Tips for the Person WITH Dysarthria:
- Introduce your topic with a single word or short phrase before beginning to speak in more complete sentences.
- Check with the listeners to make sure that they understand you.
- Speak slowly and loudly and pause frequently.
- Try to limit conversations when you feel tired—when your speech will be harder to understand.
- If you become frustrated, try to use other methods, such as pointing or gesturing, to get your message across or take a rest and try again later.
Tips for the Listener:
- Reduce distractions and background noise.
- Pay attention to the speaker.
- Watch the person as he or she talks.
- Let the speaker know when you have difficulty understanding him or her.
- Repeat only the part of the message that you understood so that the speaker does not have to repeat the entire message.
- If you still don’t understand the message, ask yes/no questions or have the speaker write his or her message to you.
- Get the person’s attention before you start speaking.
- Maintain eye contact and watch the person’s body language and use of gesture.
- Minimize or eliminate background noise (TV, radio, other people).
- Keep your voice at a normal level. Do not speak loudly unless the person asks you to do so.
- Keep communication simple, but adult. Don’t “talk down” to the person with aphasia.
- Simplify your sentence structure and emphasize key words.
- Reduce your rate of speech.
- Give the individual time to speak. Resist the urge to finish sentences or offer words.
- Communicate with drawings, gestures, writing, and facial expressions in addition to speech.
- Encourage the person to use drawings, gestures, and writing.
- Use “yes” and “no” questions rather than open-ended questions.
- Praise all attempts to speak and downplay any errors. Avoid insisting that that each word be produced perfectly.
- Engage in normal activities whenever possible.
- Encourage independence and avoid being overprotective.
- Never hurry the person. Give them plenty of time to get their message across.
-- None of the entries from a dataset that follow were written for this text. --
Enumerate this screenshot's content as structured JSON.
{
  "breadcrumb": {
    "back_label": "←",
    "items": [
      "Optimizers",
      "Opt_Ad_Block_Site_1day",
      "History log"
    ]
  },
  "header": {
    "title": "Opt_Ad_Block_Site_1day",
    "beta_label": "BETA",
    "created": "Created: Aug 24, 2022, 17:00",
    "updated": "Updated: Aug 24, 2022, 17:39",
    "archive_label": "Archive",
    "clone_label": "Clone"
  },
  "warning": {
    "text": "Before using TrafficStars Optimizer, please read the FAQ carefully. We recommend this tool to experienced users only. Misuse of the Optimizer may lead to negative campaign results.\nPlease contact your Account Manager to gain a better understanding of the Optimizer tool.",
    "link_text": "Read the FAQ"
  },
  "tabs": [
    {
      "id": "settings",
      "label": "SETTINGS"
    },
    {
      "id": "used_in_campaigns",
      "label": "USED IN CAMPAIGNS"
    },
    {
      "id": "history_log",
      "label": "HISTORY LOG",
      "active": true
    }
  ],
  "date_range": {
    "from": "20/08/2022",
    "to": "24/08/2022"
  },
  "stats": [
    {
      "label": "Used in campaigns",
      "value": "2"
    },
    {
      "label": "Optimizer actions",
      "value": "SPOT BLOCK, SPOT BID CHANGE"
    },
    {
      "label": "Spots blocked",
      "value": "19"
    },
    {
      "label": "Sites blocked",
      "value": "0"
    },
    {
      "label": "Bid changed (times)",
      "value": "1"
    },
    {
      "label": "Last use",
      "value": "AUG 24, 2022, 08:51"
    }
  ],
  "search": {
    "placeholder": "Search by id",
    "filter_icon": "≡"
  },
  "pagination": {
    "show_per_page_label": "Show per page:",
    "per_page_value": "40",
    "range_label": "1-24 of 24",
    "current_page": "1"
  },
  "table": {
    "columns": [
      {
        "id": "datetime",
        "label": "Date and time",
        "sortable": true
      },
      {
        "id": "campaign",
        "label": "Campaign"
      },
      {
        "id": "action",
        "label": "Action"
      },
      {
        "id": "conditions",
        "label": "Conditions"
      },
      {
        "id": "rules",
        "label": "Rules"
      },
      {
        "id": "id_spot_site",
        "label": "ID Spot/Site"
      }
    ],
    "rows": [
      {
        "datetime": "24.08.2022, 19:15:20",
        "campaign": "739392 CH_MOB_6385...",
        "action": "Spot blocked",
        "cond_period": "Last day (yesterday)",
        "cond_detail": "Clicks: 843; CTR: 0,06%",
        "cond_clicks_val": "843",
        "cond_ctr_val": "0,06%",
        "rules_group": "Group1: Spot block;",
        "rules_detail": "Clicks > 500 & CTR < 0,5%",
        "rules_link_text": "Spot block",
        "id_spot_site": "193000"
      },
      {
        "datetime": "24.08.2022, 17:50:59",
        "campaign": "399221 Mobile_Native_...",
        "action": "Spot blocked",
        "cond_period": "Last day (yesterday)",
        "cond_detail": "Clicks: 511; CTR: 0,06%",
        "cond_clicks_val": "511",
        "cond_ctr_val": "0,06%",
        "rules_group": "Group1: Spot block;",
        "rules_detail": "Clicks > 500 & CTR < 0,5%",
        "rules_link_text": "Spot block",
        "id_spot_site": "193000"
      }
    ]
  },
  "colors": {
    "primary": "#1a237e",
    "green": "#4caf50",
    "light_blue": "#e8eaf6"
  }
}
Listen patiently and try not to finish off their sentences for them
- Don’t interrupt the person, or jump in too quickly with a guess about what they are trying to say (unless you know they are happy for this to happen)
- Do not pretend to understand the person if you don’t. Say that you are having difficulty and suggest they express their message another way. If you do understand the person, give them plenty of reassurance.
- Check that you are understanding the person by re-stating what they have already told you, e.g. ‘so, you are talking about…’ This is also helpful if the person is getting stuck on a certain part of the message they are trying to communicate. Let them know the bits you have understood so they only need to focus on the part that is difficult and not have to repeat the whole message again
- Encourage the person to use all available methods of communication, e.g. speech, gesture, drawing, writing, pointing and facial expression.
- Ask questions that require a ‘yes’ or ‘no’ answer – ask ‘do you want a cup of tea/juice/water?’ rather than ‘what do you want to drink?’
- Be aware that the person will tire easily. It can be hard work to communicate when you have difficulties. Also be aware that tiredness will affect the person’s ability to communicate.
There are several ways of managing a person who has difficulties swallowing. In hospital settings a person may be stopped from eating and drinking initially if there are significant concerns about their swallowing. They can be provided with fluids and meet their nutritional needs via alternative methods such as a nasogastric or PEG tube.
Once a formal swallow assessment has been completed, a Speech and Language Therapist may determine that a person may be able to swallow safely by having their food modified e.g. pureed, mashed down etc or by thickening their fluids using a thickening powder. A range of strategies can also be trialled to ascertain if they have a positive impact on a person’s swallow function.
If clinically indicated a Speech and Language Therapist can provide a range of swallow rehabilitation exercises in an attempt to achieve an improvement in the person’s swallowing.